Now that I’ve started on hexagons I’m seeing them everywhere. In fact, I started a Pinterest board of my favorite discoveries. I finished the appliqued hexagons with perle cotton and big stitches. It’s called “Where did the hexies go?” I need to steam this to remove the fold creases.
The other hexagon-like top I’ve made isn’t as far along.
I’m playing with the width of this one, and will probably made it skinnier. “Blue Hexies” is made up of batiks and African cloth with some prints I’ve had for about 8 years thrown in. It’s based on a pattern called “Paper Lantern” in an old (1994!) book by Sara Nephew (Easy & Elegant Quilts.)
This seems to be the year of the hexie, at least in quilt book publications. Two new titles are just out – Hexa-go-go and Pieced Hexies: A New Tradition in English Paper Piecing. The former book has a more “modern” feel, while the latter is geared to original designs within each hexagonal piece. The October/November Quilters Newsletter has an article about the Pieced Hexies approach. Both books have you use papers and lots of hand sewing.
And, finally, here’s a tutorial for a super size hexagon place mat from Spoonflower. Wish I had thought to use flannel lining on my hexies to give them a little loft.
At my last MQG meeting a variety of methods to produce hexies were presented. Members used plastic hexagon templates, specially made papers you tear out, specially made plastic pop out shapes, and homemade templates for appliqued hexagons. Two members had containers full of hexagons made during TV watching.

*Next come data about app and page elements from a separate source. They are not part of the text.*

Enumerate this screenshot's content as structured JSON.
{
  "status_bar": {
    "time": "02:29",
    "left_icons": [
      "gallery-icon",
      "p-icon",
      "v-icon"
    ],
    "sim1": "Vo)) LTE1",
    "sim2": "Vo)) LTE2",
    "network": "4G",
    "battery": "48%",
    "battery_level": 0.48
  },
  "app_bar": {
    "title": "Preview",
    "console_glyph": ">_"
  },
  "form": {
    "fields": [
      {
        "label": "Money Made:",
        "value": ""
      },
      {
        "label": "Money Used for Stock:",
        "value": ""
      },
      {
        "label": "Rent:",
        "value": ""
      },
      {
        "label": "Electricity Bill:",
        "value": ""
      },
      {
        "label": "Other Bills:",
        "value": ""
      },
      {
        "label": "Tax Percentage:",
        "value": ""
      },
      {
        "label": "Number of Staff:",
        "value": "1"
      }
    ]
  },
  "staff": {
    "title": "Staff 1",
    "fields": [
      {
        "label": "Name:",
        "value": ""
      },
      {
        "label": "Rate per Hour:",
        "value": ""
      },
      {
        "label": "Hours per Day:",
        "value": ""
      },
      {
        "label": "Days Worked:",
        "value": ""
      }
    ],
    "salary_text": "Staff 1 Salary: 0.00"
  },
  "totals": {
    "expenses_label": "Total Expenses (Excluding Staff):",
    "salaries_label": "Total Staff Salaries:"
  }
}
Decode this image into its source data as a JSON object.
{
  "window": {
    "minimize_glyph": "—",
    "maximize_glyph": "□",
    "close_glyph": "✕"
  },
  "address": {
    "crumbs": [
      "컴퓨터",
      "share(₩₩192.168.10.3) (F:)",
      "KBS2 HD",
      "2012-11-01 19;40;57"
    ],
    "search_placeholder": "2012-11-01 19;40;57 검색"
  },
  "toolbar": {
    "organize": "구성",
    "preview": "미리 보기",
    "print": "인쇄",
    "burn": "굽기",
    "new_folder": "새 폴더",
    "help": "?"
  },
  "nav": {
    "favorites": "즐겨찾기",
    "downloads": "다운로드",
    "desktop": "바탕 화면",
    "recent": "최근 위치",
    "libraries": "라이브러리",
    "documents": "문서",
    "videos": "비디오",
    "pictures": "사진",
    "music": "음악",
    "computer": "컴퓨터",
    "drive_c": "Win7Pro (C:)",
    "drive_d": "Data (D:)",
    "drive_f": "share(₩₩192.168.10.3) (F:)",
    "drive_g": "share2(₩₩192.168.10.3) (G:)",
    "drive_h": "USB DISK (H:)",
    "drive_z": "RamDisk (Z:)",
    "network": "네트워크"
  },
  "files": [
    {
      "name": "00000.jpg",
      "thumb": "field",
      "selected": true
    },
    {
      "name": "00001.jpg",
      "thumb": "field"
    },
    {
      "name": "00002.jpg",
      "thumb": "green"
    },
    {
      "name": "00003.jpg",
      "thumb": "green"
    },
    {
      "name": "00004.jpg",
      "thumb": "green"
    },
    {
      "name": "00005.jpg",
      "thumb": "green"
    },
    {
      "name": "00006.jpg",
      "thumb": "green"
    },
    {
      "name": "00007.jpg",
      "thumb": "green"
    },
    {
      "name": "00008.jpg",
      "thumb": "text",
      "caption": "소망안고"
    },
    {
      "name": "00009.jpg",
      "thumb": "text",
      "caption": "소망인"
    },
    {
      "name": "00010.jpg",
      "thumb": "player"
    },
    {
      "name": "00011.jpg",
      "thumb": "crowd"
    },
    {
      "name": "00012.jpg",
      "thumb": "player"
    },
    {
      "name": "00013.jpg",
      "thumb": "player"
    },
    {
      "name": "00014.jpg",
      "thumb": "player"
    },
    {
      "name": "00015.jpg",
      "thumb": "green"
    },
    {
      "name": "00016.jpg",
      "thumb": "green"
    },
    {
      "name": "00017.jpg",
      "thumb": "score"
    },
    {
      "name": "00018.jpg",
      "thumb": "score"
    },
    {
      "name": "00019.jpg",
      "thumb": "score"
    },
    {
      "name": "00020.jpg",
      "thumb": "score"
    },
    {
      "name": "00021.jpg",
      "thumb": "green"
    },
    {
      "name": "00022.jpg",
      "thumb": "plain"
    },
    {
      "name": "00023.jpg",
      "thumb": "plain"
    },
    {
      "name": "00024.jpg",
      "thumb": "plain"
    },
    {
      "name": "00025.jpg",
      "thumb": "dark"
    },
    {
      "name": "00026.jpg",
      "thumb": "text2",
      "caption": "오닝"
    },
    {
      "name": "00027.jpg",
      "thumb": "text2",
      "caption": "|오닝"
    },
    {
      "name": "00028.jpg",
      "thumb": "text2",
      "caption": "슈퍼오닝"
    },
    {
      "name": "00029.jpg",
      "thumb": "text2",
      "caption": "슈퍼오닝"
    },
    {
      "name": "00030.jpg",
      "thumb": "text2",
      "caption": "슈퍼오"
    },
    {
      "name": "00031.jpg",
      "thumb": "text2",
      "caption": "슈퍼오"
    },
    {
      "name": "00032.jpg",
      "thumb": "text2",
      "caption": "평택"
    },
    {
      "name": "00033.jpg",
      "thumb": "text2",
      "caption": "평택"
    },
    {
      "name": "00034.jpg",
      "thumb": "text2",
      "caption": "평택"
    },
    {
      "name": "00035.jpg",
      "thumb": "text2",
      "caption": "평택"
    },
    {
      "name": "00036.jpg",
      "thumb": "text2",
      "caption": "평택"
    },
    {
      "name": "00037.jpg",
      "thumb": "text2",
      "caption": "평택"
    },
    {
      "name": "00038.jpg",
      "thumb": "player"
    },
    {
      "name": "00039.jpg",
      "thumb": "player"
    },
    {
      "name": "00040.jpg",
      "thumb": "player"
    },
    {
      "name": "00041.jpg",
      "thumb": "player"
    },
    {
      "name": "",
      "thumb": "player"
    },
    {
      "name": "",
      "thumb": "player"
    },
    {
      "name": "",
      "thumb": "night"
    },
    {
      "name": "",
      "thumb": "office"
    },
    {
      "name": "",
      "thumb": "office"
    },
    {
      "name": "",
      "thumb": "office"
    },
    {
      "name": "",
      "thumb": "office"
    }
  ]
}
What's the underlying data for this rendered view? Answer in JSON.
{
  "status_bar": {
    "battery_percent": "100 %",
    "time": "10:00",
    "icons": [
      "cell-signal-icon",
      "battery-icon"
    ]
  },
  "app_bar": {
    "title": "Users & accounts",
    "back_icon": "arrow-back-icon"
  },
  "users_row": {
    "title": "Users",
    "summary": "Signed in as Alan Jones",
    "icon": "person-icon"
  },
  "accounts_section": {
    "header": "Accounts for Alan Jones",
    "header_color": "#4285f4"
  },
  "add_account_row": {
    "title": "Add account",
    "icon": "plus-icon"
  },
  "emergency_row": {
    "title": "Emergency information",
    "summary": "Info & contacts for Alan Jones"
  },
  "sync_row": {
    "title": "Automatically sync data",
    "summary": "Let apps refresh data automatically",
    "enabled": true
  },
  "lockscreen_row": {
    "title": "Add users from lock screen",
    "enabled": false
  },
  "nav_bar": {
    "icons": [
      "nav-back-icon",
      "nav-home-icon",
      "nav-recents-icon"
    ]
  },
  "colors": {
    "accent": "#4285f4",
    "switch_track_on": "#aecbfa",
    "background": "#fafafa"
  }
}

Beats darning socks while watching “Our Miss Brooks.” (Note: in a previous century women used to repair the worn heels of socks with darning thread and a wooden darning egg. I still have my mother’s egg.)